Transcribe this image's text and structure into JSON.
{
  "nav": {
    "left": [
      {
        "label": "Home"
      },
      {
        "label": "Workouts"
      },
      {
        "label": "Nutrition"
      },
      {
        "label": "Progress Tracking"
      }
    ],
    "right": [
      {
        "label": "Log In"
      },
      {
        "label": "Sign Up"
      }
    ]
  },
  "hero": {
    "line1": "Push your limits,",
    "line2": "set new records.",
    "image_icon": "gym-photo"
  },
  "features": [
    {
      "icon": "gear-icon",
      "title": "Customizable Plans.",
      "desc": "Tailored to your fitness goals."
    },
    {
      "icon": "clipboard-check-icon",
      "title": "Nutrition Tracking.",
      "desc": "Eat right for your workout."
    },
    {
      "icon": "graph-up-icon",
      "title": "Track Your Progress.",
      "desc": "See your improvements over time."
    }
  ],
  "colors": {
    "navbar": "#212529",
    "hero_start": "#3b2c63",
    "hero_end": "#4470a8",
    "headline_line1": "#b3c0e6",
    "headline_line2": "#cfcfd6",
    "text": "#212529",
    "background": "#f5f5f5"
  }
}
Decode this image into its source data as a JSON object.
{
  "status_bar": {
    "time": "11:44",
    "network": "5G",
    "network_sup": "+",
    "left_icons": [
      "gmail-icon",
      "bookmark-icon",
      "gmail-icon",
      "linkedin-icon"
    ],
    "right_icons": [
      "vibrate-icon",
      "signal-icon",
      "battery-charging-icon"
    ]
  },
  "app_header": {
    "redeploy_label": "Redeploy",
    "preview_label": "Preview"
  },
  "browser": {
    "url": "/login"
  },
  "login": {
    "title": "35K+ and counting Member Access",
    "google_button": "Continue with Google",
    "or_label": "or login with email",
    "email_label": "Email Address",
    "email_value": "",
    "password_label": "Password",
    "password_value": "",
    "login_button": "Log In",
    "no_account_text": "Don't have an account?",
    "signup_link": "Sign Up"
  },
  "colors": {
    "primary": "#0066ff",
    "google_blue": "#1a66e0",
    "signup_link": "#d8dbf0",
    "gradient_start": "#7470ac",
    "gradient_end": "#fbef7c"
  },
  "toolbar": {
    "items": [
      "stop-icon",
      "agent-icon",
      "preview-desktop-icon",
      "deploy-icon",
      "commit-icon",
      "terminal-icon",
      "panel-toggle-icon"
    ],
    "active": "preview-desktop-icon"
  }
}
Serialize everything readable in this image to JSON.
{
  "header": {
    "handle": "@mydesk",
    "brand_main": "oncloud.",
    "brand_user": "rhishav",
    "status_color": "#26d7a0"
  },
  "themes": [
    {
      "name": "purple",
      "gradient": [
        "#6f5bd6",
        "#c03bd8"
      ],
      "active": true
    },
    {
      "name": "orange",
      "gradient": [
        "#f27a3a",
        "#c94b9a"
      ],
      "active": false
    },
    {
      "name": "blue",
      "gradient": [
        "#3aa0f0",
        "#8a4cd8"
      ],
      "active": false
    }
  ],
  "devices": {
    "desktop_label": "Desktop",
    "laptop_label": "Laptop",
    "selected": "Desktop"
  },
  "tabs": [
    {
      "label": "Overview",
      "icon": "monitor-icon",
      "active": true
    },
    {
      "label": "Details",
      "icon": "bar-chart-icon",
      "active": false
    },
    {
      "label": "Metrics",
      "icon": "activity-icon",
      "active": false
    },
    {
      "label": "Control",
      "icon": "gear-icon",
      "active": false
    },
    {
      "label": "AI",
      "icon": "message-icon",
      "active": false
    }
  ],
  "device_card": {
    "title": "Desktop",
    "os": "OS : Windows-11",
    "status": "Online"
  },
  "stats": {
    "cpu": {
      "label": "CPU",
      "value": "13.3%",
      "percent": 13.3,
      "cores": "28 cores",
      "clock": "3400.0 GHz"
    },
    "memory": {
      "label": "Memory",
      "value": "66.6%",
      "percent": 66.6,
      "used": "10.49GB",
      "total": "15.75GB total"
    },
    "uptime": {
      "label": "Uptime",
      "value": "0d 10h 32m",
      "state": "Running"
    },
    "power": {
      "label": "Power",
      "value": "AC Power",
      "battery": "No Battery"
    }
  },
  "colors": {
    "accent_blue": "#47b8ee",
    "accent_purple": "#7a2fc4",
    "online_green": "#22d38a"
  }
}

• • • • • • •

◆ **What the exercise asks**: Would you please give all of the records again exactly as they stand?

◆ **Answer box**:
Transcribe this image's text and structure into JSON.
{
  "nav": {
    "left": [
      {
        "label": "Home"
      },
      {
        "label": "Workouts"
      },
      {
        "label": "Nutrition"
      },
      {
        "label": "Progress Tracking"
      }
    ],
    "right": [
      {
        "label": "Log In"
      },
      {
        "label": "Sign Up"
      }
    ]
  },
  "hero": {
    "line1": "Push your limits,",
    "line2": "set new records.",
    "image_icon": "gym-photo"
  },
  "features": [
    {
      "icon": "gear-icon",
      "title": "Customizable Plans.",
      "desc": "Tailored to your fitness goals."
    },
    {
      "icon": "clipboard-check-icon",
      "title": "Nutrition Tracking.",
      "desc": "Eat right for your workout."
    },
    {
      "icon": "graph-up-icon",
      "title": "Track Your Progress.",
      "desc": "See your improvements over time."
    }
  ],
  "colors": {
    "navbar": "#212529",
    "hero_start": "#3b2c63",
    "hero_end": "#4470a8",
    "headline_line1": "#b3c0e6",
    "headline_line2": "#cfcfd6",
    "text": "#212529",
    "background": "#f5f5f5"
  }
}
Decode this image into its source data as a JSON object.
{
  "status_bar": {
    "time": "11:44",
    "network": "5G",
    "network_sup": "+",
    "left_icons": [
      "gmail-icon",
      "bookmark-icon",
      "gmail-icon",
      "linkedin-icon"
    ],
    "right_icons": [
      "vibrate-icon",
      "signal-icon",
      "battery-charging-icon"
    ]
  },
  "app_header": {
    "redeploy_label": "Redeploy",
    "preview_label": "Preview"
  },
  "browser": {
    "url": "/login"
  },
  "login": {
    "title": "35K+ and counting Member Access",
    "google_button": "Continue with Google",
    "or_label": "or login with email",
    "email_label": "Email Address",
    "email_value": "",
    "password_label": "Password",
    "password_value": "",
    "login_button": "Log In",
    "no_account_text": "Don't have an account?",
    "signup_link": "Sign Up"
  },
  "colors": {
    "primary": "#0066ff",
    "google_blue": "#1a66e0",
    "signup_link": "#d8dbf0",
    "gradient_start": "#7470ac",
    "gradient_end": "#fbef7c"
  },
  "toolbar": {
    "items": [
      "stop-icon",
      "agent-icon",
      "preview-desktop-icon",
      "deploy-icon",
      "commit-icon",
      "terminal-icon",
      "panel-toggle-icon"
    ],
    "active": "preview-desktop-icon"
  }
}
Serialize everything readable in this image to JSON.
{
  "header": {
    "handle": "@mydesk",
    "brand_main": "oncloud.",
    "brand_user": "rhishav",
    "status_color": "#26d7a0"
  },
  "themes": [
    {
      "name": "purple",
      "gradient": [
        "#6f5bd6",
        "#c03bd8"
      ],
      "active": true
    },
    {
      "name": "orange",
      "gradient": [
        "#f27a3a",
        "#c94b9a"
      ],
      "active": false
    },
    {
      "name": "blue",
      "gradient": [
        "#3aa0f0",
        "#8a4cd8"
      ],
      "active": false
    }
  ],
  "devices": {
    "desktop_label": "Desktop",
    "laptop_label": "Laptop",
    "selected": "Desktop"
  },
  "tabs": [
    {
      "label": "Overview",
      "icon": "monitor-icon",
      "active": true
    },
    {
      "label": "Details",
      "icon": "bar-chart-icon",
      "active": false
    },
    {
      "label": "Metrics",
      "icon": "activity-icon",
      "active": false
    },
    {
      "label": "Control",
      "icon": "gear-icon",
      "active": false
    },
    {
      "label": "AI",
      "icon": "message-icon",
      "active": false
    }
  ],
  "device_card": {
    "title": "Desktop",
    "os": "OS : Windows-11",
    "status": "Online"
  },
  "stats": {
    "cpu": {
      "label": "CPU",
      "value": "13.3%",
      "percent": 13.3,
      "cores": "28 cores",
      "clock": "3400.0 GHz"
    },
    "memory": {
      "label": "Memory",
      "value": "66.6%",
      "percent": 66.6,
      "used": "10.49GB",
      "total": "15.75GB total"
    },
    "uptime": {
      "label": "Uptime",
      "value": "0d 10h 32m",
      "state": "Running"
    },
    "power": {
      "label": "Power",
      "value": "AC Power",
      "battery": "No Battery"
    }
  },
  "colors": {
    "accent_blue": "#47b8ee",
    "accent_purple": "#7a2fc4",
    "online_green": "#22d38a"
  }
}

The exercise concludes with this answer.